[Page and application data records]
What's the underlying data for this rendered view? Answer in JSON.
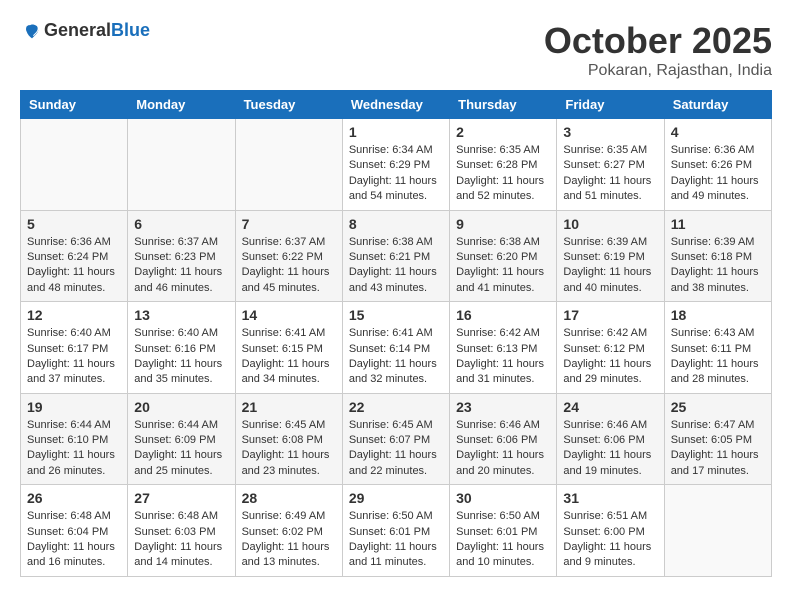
{
  "header": {
    "logo_general": "General",
    "logo_blue": "Blue",
    "month": "October 2025",
    "location": "Pokaran, Rajasthan, India"
  },
  "days_of_week": [
    "Sunday",
    "Monday",
    "Tuesday",
    "Wednesday",
    "Thursday",
    "Friday",
    "Saturday"
  ],
  "weeks": [
    [
      {
        "day": "",
        "info": ""
      },
      {
        "day": "",
        "info": ""
      },
      {
        "day": "",
        "info": ""
      },
      {
        "day": "1",
        "info": "Sunrise: 6:34 AM\nSunset: 6:29 PM\nDaylight: 11 hours\nand 54 minutes."
      },
      {
        "day": "2",
        "info": "Sunrise: 6:35 AM\nSunset: 6:28 PM\nDaylight: 11 hours\nand 52 minutes."
      },
      {
        "day": "3",
        "info": "Sunrise: 6:35 AM\nSunset: 6:27 PM\nDaylight: 11 hours\nand 51 minutes."
      },
      {
        "day": "4",
        "info": "Sunrise: 6:36 AM\nSunset: 6:26 PM\nDaylight: 11 hours\nand 49 minutes."
      }
    ],
    [
      {
        "day": "5",
        "info": "Sunrise: 6:36 AM\nSunset: 6:24 PM\nDaylight: 11 hours\nand 48 minutes."
      },
      {
        "day": "6",
        "info": "Sunrise: 6:37 AM\nSunset: 6:23 PM\nDaylight: 11 hours\nand 46 minutes."
      },
      {
        "day": "7",
        "info": "Sunrise: 6:37 AM\nSunset: 6:22 PM\nDaylight: 11 hours\nand 45 minutes."
      },
      {
        "day": "8",
        "info": "Sunrise: 6:38 AM\nSunset: 6:21 PM\nDaylight: 11 hours\nand 43 minutes."
      },
      {
        "day": "9",
        "info": "Sunrise: 6:38 AM\nSunset: 6:20 PM\nDaylight: 11 hours\nand 41 minutes."
      },
      {
        "day": "10",
        "info": "Sunrise: 6:39 AM\nSunset: 6:19 PM\nDaylight: 11 hours\nand 40 minutes."
      },
      {
        "day": "11",
        "info": "Sunrise: 6:39 AM\nSunset: 6:18 PM\nDaylight: 11 hours\nand 38 minutes."
      }
    ],
    [
      {
        "day": "12",
        "info": "Sunrise: 6:40 AM\nSunset: 6:17 PM\nDaylight: 11 hours\nand 37 minutes."
      },
      {
        "day": "13",
        "info": "Sunrise: 6:40 AM\nSunset: 6:16 PM\nDaylight: 11 hours\nand 35 minutes."
      },
      {
        "day": "14",
        "info": "Sunrise: 6:41 AM\nSunset: 6:15 PM\nDaylight: 11 hours\nand 34 minutes."
      },
      {
        "day": "15",
        "info": "Sunrise: 6:41 AM\nSunset: 6:14 PM\nDaylight: 11 hours\nand 32 minutes."
      },
      {
        "day": "16",
        "info": "Sunrise: 6:42 AM\nSunset: 6:13 PM\nDaylight: 11 hours\nand 31 minutes."
      },
      {
        "day": "17",
        "info": "Sunrise: 6:42 AM\nSunset: 6:12 PM\nDaylight: 11 hours\nand 29 minutes."
      },
      {
        "day": "18",
        "info": "Sunrise: 6:43 AM\nSunset: 6:11 PM\nDaylight: 11 hours\nand 28 minutes."
      }
    ],
    [
      {
        "day": "19",
        "info": "Sunrise: 6:44 AM\nSunset: 6:10 PM\nDaylight: 11 hours\nand 26 minutes."
      },
      {
        "day": "20",
        "info": "Sunrise: 6:44 AM\nSunset: 6:09 PM\nDaylight: 11 hours\nand 25 minutes."
      },
      {
        "day": "21",
        "info": "Sunrise: 6:45 AM\nSunset: 6:08 PM\nDaylight: 11 hours\nand 23 minutes."
      },
      {
        "day": "22",
        "info": "Sunrise: 6:45 AM\nSunset: 6:07 PM\nDaylight: 11 hours\nand 22 minutes."
      },
      {
        "day": "23",
        "info": "Sunrise: 6:46 AM\nSunset: 6:06 PM\nDaylight: 11 hours\nand 20 minutes."
      },
      {
        "day": "24",
        "info": "Sunrise: 6:46 AM\nSunset: 6:06 PM\nDaylight: 11 hours\nand 19 minutes."
      },
      {
        "day": "25",
        "info": "Sunrise: 6:47 AM\nSunset: 6:05 PM\nDaylight: 11 hours\nand 17 minutes."
      }
    ],
    [
      {
        "day": "26",
        "info": "Sunrise: 6:48 AM\nSunset: 6:04 PM\nDaylight: 11 hours\nand 16 minutes."
      },
      {
        "day": "27",
        "info": "Sunrise: 6:48 AM\nSunset: 6:03 PM\nDaylight: 11 hours\nand 14 minutes."
      },
      {
        "day": "28",
        "info": "Sunrise: 6:49 AM\nSunset: 6:02 PM\nDaylight: 11 hours\nand 13 minutes."
      },
      {
        "day": "29",
        "info": "Sunrise: 6:50 AM\nSunset: 6:01 PM\nDaylight: 11 hours\nand 11 minutes."
      },
      {
        "day": "30",
        "info": "Sunrise: 6:50 AM\nSunset: 6:01 PM\nDaylight: 11 hours\nand 10 minutes."
      },
      {
        "day": "31",
        "info": "Sunrise: 6:51 AM\nSunset: 6:00 PM\nDaylight: 11 hours\nand 9 minutes."
      },
      {
        "day": "",
        "info": ""
      }
    ]
  ]
}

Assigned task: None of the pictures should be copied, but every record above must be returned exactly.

Exercise solution:
What's the underlying data for this rendered view? Answer in JSON.
{
  "header": {
    "logo_general": "General",
    "logo_blue": "Blue",
    "month": "October 2025",
    "location": "Pokaran, Rajasthan, India"
  },
  "days_of_week": [
    "Sunday",
    "Monday",
    "Tuesday",
    "Wednesday",
    "Thursday",
    "Friday",
    "Saturday"
  ],
  "weeks": [
    [
      {
        "day": "",
        "info": ""
      },
      {
        "day": "",
        "info": ""
      },
      {
        "day": "",
        "info": ""
      },
      {
        "day": "1",
        "info": "Sunrise: 6:34 AM\nSunset: 6:29 PM\nDaylight: 11 hours\nand 54 minutes."
      },
      {
        "day": "2",
        "info": "Sunrise: 6:35 AM\nSunset: 6:28 PM\nDaylight: 11 hours\nand 52 minutes."
      },
      {
        "day": "3",
        "info": "Sunrise: 6:35 AM\nSunset: 6:27 PM\nDaylight: 11 hours\nand 51 minutes."
      },
      {
        "day": "4",
        "info": "Sunrise: 6:36 AM\nSunset: 6:26 PM\nDaylight: 11 hours\nand 49 minutes."
      }
    ],
    [
      {
        "day": "5",
        "info": "Sunrise: 6:36 AM\nSunset: 6:24 PM\nDaylight: 11 hours\nand 48 minutes."
      },
      {
        "day": "6",
        "info": "Sunrise: 6:37 AM\nSunset: 6:23 PM\nDaylight: 11 hours\nand 46 minutes."
      },
      {
        "day": "7",
        "info": "Sunrise: 6:37 AM\nSunset: 6:22 PM\nDaylight: 11 hours\nand 45 minutes."
      },
      {
        "day": "8",
        "info": "Sunrise: 6:38 AM\nSunset: 6:21 PM\nDaylight: 11 hours\nand 43 minutes."
      },
      {
        "day": "9",
        "info": "Sunrise: 6:38 AM\nSunset: 6:20 PM\nDaylight: 11 hours\nand 41 minutes."
      },
      {
        "day": "10",
        "info": "Sunrise: 6:39 AM\nSunset: 6:19 PM\nDaylight: 11 hours\nand 40 minutes."
      },
      {
        "day": "11",
        "info": "Sunrise: 6:39 AM\nSunset: 6:18 PM\nDaylight: 11 hours\nand 38 minutes."
      }
    ],
    [
      {
        "day": "12",
        "info": "Sunrise: 6:40 AM\nSunset: 6:17 PM\nDaylight: 11 hours\nand 37 minutes."
      },
      {
        "day": "13",
        "info": "Sunrise: 6:40 AM\nSunset: 6:16 PM\nDaylight: 11 hours\nand 35 minutes."
      },
      {
        "day": "14",
        "info": "Sunrise: 6:41 AM\nSunset: 6:15 PM\nDaylight: 11 hours\nand 34 minutes."
      },
      {
        "day": "15",
        "info": "Sunrise: 6:41 AM\nSunset: 6:14 PM\nDaylight: 11 hours\nand 32 minutes."
      },
      {
        "day": "16",
        "info": "Sunrise: 6:42 AM\nSunset: 6:13 PM\nDaylight: 11 hours\nand 31 minutes."
      },
      {
        "day": "17",
        "info": "Sunrise: 6:42 AM\nSunset: 6:12 PM\nDaylight: 11 hours\nand 29 minutes."
      },
      {
        "day": "18",
        "info": "Sunrise: 6:43 AM\nSunset: 6:11 PM\nDaylight: 11 hours\nand 28 minutes."
      }
    ],
    [
      {
        "day": "19",
        "info": "Sunrise: 6:44 AM\nSunset: 6:10 PM\nDaylight: 11 hours\nand 26 minutes."
      },
      {
        "day": "20",
        "info": "Sunrise: 6:44 AM\nSunset: 6:09 PM\nDaylight: 11 hours\nand 25 minutes."
      },
      {
        "day": "21",
        "info": "Sunrise: 6:45 AM\nSunset: 6:08 PM\nDaylight: 11 hours\nand 23 minutes."
      },
      {
        "day": "22",
        "info": "Sunrise: 6:45 AM\nSunset: 6:07 PM\nDaylight: 11 hours\nand 22 minutes."
      },
      {
        "day": "23",
        "info": "Sunrise: 6:46 AM\nSunset: 6:06 PM\nDaylight: 11 hours\nand 20 minutes."
      },
      {
        "day": "24",
        "info": "Sunrise: 6:46 AM\nSunset: 6:06 PM\nDaylight: 11 hours\nand 19 minutes."
      },
      {
        "day": "25",
        "info": "Sunrise: 6:47 AM\nSunset: 6:05 PM\nDaylight: 11 hours\nand 17 minutes."
      }
    ],
    [
      {
        "day": "26",
        "info": "Sunrise: 6:48 AM\nSunset: 6:04 PM\nDaylight: 11 hours\nand 16 minutes."
      },
      {
        "day": "27",
        "info": "Sunrise: 6:48 AM\nSunset: 6:03 PM\nDaylight: 11 hours\nand 14 minutes."
      },
      {
        "day": "28",
        "info": "Sunrise: 6:49 AM\nSunset: 6:02 PM\nDaylight: 11 hours\nand 13 minutes."
      },
      {
        "day": "29",
        "info": "Sunrise: 6:50 AM\nSunset: 6:01 PM\nDaylight: 11 hours\nand 11 minutes."
      },
      {
        "day": "30",
        "info": "Sunrise: 6:50 AM\nSunset: 6:01 PM\nDaylight: 11 hours\nand 10 minutes."
      },
      {
        "day": "31",
        "info": "Sunrise: 6:51 AM\nSunset: 6:00 PM\nDaylight: 11 hours\nand 9 minutes."
      },
      {
        "day": "",
        "info": ""
      }
    ]
  ]
}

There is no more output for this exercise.